March 17th, 2009, 03:59 PM
Join Date: Feb 2009
Originally Posted by Honga Man
I think these things are best used at home - that's just my opinion, but I'm VERY happy with my RC-2.
Before I bought mine, I read everything I could find on the internet and watched all the YouTube videos about looping (hours of fun there - check out Arthur Lee Land, who gave me the idea to use multiple instruments through preamps into a mixing board and then through the looper).
What I learned is a lot of guys are frustrated with loopers (all kinds) on stage. Apparently they can drive a tube amp's input too hard with multiple overdubs (or with the output level set too high). Sometimes others in the band fall out of sync with the loop (especially the drummer if he can't he can't hear it well). Sometimes guys don't think about how a looper works and change to their amp's overdrive channel and wonder why their loop is now distorted. There is a learning curve to getting your loops properly "aligned" and if you blow it on stage, well, you're on stage, ya know?

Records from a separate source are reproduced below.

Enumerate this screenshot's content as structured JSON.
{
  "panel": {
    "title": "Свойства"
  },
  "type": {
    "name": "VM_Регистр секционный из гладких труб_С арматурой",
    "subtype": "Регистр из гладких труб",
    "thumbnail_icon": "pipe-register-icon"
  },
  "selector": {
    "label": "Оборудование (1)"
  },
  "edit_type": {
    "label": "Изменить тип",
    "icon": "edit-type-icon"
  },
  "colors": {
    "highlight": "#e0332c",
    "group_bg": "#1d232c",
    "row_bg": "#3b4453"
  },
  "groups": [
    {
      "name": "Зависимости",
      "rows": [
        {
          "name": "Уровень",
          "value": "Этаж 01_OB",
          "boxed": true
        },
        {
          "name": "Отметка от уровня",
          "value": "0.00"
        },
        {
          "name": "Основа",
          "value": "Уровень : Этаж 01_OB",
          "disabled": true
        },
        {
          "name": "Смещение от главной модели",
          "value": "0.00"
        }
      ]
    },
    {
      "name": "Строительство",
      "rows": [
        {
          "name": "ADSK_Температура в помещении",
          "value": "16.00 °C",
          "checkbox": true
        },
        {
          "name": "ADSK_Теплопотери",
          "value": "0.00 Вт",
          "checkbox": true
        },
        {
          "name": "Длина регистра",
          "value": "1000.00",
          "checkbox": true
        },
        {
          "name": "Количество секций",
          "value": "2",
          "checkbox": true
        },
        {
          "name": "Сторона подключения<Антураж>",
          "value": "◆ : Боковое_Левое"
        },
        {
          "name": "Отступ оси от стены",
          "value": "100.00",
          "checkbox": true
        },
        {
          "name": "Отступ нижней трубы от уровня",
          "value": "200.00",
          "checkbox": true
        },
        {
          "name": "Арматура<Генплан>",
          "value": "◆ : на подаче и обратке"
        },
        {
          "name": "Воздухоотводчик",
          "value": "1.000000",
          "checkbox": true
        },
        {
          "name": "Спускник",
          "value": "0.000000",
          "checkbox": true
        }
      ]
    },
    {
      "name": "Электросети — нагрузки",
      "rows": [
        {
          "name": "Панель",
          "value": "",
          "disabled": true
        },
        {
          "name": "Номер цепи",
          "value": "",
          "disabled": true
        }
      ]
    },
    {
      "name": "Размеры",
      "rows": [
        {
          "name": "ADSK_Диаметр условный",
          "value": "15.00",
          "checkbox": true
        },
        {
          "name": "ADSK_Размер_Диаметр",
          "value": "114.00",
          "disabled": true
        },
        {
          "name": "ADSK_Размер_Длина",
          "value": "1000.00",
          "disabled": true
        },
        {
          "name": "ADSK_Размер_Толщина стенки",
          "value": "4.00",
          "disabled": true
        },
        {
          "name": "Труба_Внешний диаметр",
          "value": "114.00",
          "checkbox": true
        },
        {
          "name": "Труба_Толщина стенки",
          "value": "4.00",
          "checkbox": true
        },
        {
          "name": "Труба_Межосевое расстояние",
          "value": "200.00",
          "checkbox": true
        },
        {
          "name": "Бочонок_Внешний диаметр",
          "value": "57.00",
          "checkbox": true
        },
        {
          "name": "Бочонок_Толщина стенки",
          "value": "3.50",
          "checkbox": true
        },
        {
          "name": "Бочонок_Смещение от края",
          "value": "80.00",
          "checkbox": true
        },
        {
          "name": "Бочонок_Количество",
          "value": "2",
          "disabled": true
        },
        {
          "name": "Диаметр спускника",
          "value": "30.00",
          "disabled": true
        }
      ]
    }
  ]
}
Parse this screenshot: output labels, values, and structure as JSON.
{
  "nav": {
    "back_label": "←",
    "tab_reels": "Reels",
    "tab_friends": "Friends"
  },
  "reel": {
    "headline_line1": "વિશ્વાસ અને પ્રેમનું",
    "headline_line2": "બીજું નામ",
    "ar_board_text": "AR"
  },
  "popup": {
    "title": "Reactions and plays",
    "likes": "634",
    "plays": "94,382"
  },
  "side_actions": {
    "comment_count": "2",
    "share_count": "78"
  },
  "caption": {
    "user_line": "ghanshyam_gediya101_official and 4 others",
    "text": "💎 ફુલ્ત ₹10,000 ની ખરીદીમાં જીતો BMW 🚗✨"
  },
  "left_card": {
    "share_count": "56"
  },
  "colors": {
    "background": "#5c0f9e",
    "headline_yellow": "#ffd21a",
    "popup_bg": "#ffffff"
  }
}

The reason I think these things are so great for the home guitarist is all those problems can be avoided at home with a little practice and it's like having a jamming partner who will never get tired, never lose the beat, and never make a mistake.
I find no loss of signal quality with the RC-2, and I make that statement after listening with headphones to recorded "loop songs" versus recordings I made with the same gear without the looper. I admit I don't have super ears - I'm not the kind of guy who complains that mp3s don't sound as good as vinyl records - but to me, the RC-2 sounds fine IF you aren't overloading it with a too-hot signal or running it through a distorted amp.
You can also have too much stuff hooked up before the looper and get hiss in the signal but this isn't the looper's fault. I believe the RC-2 accurately reproduces what its given, although only in mono.
If you just want to loop simple chord progressions and then practice soloing over them, the RC-2 is great. You can also loop music from a CD or iPod or whatever and play along with that over and over to learn your favorite licks. You can even slow it down (a little) without messing up the sound too badly or changing pitch.
If you just want to record guitar only and keep it really simple (no drum beats, no Auto Start, no Tap Tempo, no switching between saved loops), just set the big knob on the right to the 12 o'clock position, on the icon that looks like this: O/>
Press the button as you start to play. Let's say you're doing a 4-beat pattern. Press it just as you start on the ONE and then press it again where the ONE would be - don't press it immediately after the FOUR or your loop will sound like this:
1 and 2 and 3 and 41 and 2 and 3 and 41 and 2...
You want: 1 and 2 and 3 and 4 and 1 and 2...
This is true for any looper.
Consider you might have more fun with some effects pedals or a multi-effects processor before the looper so you can get different sounds in your loop. Example: clean rhythm, octave pedal for simulated bass lines, and then an overdriven lead tone. This works best if you run the output of the looper into an amp designed to cleanly reproduce all frequencies, unlike most guitar amps. Consider using a keyboard amp, bass amp, or a small PA system after the looper instead of a midrange-heavy tube amp.
If you want to get more complicated than that I'll write more but don't want to fill up your thread with a bunch of stuff that you might not care about. (I probably already did!)
Great Honga man thanx for all this info
Birds sing sweeter than books tell how.